[What you are asked to do] Some lines hold the string "true". Copy all of them from the material that follows.

*** Data shown

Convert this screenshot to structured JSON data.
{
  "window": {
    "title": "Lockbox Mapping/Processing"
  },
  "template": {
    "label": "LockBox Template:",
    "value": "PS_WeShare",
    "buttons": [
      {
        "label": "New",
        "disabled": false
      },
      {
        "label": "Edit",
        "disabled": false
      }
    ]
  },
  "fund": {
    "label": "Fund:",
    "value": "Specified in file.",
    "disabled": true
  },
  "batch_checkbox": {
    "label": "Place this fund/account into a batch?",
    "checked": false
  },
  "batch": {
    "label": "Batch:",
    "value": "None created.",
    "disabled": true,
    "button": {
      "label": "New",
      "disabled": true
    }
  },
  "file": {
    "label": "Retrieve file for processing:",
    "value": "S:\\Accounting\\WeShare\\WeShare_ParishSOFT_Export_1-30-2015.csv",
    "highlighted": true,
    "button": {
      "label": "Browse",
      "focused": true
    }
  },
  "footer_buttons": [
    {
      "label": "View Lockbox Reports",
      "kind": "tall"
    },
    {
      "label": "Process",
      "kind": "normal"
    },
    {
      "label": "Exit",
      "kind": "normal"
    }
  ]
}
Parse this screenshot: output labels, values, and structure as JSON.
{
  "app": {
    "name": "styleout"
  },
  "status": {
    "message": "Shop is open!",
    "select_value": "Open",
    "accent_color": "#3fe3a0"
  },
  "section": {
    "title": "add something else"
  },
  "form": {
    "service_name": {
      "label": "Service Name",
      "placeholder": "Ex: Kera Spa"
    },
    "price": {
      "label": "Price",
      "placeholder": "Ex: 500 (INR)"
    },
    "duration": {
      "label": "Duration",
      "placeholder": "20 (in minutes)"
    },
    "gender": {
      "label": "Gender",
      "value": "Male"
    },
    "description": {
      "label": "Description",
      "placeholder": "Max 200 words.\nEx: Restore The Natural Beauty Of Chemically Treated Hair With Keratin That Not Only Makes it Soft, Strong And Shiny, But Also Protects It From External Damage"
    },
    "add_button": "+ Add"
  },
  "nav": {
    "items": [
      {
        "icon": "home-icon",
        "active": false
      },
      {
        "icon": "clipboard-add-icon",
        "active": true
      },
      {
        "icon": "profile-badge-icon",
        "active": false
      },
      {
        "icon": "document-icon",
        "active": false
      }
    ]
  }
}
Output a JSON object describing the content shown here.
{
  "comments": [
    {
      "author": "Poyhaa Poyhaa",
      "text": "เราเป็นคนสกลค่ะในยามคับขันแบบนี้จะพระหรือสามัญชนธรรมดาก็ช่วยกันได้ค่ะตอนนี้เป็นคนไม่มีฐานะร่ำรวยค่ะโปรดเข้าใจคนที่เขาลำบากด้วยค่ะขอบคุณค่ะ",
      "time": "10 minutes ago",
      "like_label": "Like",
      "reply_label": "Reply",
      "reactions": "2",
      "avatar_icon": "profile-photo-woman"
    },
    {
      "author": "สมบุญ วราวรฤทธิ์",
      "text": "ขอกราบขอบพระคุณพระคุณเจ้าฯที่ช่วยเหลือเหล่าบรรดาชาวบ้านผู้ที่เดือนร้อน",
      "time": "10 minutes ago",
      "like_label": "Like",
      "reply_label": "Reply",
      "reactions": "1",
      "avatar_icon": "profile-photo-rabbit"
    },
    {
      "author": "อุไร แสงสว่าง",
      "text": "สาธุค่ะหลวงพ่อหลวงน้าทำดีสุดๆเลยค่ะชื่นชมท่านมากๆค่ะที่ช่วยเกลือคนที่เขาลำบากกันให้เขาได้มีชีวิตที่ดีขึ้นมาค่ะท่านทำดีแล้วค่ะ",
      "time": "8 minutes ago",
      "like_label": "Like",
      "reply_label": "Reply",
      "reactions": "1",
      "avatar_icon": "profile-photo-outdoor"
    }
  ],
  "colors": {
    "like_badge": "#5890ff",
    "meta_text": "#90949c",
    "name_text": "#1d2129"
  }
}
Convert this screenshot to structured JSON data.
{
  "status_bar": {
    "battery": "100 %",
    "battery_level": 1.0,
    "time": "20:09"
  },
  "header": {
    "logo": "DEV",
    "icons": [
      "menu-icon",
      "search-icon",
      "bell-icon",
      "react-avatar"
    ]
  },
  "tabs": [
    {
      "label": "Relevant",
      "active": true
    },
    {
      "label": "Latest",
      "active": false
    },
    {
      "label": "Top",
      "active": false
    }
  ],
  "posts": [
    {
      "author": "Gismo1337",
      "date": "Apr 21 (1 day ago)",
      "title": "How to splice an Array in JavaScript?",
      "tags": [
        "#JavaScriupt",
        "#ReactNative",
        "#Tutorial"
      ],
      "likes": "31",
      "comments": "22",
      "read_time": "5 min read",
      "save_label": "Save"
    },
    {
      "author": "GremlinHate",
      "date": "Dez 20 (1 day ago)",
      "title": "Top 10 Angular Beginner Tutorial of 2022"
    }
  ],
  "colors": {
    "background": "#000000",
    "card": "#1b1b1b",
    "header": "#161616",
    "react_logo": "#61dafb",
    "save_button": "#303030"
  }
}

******

[The completed task]
    "disabled": true
    "disabled": true,
      "disabled": true
    "highlighted": true,
      "focused": true
        "active": true
      "active": true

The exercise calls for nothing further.